• _Problem description_: Pick out the lines below that include the string "this".

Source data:
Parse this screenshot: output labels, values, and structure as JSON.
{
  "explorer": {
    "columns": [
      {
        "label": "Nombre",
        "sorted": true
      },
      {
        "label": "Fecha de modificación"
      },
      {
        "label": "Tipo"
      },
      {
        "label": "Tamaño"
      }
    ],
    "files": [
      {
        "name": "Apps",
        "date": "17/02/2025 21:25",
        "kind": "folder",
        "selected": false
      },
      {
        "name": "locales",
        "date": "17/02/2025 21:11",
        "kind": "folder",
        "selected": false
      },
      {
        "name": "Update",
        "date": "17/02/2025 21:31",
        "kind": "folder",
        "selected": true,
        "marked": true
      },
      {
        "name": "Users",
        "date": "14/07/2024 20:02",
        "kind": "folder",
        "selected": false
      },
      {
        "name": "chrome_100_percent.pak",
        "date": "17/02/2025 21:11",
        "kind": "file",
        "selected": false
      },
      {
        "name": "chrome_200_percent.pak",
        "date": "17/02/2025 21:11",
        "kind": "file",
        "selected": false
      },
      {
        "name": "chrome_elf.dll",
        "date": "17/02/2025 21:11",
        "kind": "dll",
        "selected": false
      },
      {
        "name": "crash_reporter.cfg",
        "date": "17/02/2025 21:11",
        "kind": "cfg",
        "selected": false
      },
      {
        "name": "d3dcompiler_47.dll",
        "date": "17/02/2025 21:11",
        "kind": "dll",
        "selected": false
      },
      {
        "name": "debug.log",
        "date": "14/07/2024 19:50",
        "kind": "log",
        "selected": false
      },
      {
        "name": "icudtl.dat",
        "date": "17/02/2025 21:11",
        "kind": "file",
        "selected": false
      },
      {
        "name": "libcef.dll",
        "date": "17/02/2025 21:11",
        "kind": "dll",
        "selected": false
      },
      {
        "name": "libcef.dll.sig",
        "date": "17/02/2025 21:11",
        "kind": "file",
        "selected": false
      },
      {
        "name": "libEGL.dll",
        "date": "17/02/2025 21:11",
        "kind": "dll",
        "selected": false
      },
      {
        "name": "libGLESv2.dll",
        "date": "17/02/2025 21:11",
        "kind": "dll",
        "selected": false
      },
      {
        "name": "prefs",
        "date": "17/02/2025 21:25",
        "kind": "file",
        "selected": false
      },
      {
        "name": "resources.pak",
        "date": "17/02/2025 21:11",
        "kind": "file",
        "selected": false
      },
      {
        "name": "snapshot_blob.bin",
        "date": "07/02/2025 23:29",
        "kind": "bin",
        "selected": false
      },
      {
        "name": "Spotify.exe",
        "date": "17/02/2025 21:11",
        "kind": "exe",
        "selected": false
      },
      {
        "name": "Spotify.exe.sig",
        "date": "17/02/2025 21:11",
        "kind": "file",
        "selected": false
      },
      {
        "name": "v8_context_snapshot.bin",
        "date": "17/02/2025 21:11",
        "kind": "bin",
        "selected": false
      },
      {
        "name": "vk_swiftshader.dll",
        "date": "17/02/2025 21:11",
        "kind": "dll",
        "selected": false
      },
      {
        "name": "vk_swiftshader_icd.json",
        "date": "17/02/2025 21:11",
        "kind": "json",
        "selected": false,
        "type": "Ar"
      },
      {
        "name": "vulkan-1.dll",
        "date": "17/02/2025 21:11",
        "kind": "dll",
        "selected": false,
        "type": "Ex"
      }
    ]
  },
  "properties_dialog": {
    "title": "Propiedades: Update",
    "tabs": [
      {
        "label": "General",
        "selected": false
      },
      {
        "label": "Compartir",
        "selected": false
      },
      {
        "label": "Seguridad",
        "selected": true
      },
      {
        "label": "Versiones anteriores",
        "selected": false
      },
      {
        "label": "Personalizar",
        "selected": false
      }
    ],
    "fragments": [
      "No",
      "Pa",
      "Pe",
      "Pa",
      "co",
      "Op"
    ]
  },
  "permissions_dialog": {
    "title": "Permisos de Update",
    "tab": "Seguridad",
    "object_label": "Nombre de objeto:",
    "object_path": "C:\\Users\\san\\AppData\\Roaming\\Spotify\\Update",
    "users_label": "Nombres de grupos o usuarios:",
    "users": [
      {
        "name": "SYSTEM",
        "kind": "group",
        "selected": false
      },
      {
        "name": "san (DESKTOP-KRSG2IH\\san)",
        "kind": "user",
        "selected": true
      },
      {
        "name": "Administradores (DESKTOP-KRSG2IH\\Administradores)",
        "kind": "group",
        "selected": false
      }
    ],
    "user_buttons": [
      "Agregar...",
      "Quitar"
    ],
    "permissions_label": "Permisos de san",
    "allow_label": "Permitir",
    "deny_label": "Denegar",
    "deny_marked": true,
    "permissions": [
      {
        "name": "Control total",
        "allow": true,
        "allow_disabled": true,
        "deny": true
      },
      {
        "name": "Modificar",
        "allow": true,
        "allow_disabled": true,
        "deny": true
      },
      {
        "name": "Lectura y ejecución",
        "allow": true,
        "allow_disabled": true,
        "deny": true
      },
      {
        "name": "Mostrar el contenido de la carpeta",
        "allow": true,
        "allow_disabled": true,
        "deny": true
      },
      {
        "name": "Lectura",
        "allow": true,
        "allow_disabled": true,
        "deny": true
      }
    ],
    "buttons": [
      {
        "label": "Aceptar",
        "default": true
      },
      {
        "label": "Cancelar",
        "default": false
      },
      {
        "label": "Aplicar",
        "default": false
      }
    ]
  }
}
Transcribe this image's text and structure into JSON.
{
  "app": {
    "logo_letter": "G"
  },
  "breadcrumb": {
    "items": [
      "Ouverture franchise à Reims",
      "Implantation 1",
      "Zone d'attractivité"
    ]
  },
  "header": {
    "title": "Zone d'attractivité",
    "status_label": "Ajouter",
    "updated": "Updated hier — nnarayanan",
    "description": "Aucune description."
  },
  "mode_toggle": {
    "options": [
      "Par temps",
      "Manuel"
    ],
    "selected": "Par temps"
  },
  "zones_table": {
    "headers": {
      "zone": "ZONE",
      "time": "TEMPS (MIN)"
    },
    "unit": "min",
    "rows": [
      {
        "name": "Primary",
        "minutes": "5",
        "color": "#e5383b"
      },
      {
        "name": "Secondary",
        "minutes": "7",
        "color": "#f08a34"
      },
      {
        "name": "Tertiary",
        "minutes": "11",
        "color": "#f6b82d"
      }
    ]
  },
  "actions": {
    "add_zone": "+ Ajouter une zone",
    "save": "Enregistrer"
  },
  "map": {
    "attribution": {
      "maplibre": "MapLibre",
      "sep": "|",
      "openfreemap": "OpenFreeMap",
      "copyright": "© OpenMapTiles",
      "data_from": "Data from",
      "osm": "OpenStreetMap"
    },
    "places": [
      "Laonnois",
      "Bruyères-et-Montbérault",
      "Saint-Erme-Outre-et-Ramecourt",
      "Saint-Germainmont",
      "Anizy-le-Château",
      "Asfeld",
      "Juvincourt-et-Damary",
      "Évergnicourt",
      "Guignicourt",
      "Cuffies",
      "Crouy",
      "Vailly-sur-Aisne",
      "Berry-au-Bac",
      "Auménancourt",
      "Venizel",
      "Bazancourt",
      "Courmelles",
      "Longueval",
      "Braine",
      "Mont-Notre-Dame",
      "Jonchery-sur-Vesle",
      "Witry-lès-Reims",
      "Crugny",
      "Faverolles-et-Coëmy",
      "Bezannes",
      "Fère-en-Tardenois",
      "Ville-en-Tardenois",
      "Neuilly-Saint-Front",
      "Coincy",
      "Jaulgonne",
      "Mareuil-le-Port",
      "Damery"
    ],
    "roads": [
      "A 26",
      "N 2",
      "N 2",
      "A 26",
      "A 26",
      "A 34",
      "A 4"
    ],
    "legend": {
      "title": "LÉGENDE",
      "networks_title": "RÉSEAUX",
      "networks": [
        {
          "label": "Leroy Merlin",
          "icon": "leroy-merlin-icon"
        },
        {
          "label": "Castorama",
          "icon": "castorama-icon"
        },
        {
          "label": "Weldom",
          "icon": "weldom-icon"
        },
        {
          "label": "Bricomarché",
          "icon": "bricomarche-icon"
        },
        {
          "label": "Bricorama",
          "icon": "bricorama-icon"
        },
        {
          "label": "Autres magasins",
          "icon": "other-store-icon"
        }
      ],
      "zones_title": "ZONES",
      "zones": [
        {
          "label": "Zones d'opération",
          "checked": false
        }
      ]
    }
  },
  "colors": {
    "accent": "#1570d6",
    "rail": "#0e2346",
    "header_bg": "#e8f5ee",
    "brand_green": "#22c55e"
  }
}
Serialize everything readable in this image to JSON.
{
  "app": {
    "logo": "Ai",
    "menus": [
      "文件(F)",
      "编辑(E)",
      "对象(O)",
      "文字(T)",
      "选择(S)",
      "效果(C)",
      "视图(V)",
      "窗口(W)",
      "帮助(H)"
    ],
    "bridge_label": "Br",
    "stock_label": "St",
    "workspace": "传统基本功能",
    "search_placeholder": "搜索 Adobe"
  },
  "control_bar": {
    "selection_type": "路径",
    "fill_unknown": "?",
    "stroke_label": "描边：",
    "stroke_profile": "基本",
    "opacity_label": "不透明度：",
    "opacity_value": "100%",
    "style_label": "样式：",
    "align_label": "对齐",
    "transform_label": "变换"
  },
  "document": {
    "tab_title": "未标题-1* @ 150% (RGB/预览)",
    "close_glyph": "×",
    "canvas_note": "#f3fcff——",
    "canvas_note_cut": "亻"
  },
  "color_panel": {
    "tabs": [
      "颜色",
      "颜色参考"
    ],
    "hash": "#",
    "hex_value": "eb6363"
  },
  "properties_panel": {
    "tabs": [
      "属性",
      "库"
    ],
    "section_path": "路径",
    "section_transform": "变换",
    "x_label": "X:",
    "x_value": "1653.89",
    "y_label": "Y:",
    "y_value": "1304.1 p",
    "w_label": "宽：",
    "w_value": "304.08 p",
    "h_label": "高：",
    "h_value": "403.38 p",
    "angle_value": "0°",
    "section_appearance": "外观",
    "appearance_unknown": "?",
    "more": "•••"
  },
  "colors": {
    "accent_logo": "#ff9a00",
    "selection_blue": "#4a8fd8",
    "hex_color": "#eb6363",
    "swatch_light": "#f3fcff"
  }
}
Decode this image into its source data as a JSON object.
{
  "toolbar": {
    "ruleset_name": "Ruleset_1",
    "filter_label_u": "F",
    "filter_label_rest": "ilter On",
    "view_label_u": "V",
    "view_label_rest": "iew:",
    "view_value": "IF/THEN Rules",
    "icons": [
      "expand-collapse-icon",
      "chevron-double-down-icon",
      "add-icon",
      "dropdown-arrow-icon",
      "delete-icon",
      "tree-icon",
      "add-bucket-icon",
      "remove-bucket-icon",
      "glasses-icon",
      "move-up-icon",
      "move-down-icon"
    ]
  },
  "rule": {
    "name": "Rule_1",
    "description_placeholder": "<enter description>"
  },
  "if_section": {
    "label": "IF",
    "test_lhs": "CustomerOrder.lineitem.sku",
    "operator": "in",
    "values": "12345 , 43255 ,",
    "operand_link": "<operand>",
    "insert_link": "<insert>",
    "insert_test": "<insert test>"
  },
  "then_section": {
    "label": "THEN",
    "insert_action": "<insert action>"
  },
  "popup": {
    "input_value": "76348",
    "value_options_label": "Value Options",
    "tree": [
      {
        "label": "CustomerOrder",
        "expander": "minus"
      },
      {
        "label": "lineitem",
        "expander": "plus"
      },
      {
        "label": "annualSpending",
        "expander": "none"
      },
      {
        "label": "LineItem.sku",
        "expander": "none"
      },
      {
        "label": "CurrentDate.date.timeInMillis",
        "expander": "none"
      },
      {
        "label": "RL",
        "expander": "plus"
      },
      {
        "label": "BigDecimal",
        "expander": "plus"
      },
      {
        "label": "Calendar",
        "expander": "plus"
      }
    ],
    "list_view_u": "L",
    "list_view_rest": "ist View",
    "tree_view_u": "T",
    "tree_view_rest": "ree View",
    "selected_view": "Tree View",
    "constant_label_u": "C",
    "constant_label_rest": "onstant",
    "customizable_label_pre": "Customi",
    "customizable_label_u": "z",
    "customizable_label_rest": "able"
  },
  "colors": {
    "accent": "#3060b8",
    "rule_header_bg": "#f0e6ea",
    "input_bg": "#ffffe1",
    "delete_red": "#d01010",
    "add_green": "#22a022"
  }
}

• _Output of the task_:
Parse this screenshot: output labels, values, and structure as JSON.
Transcribe this image's text and structure into JSON.
Serialize everything readable in this image to JSON.
Decode this image into its source data as a JSON object.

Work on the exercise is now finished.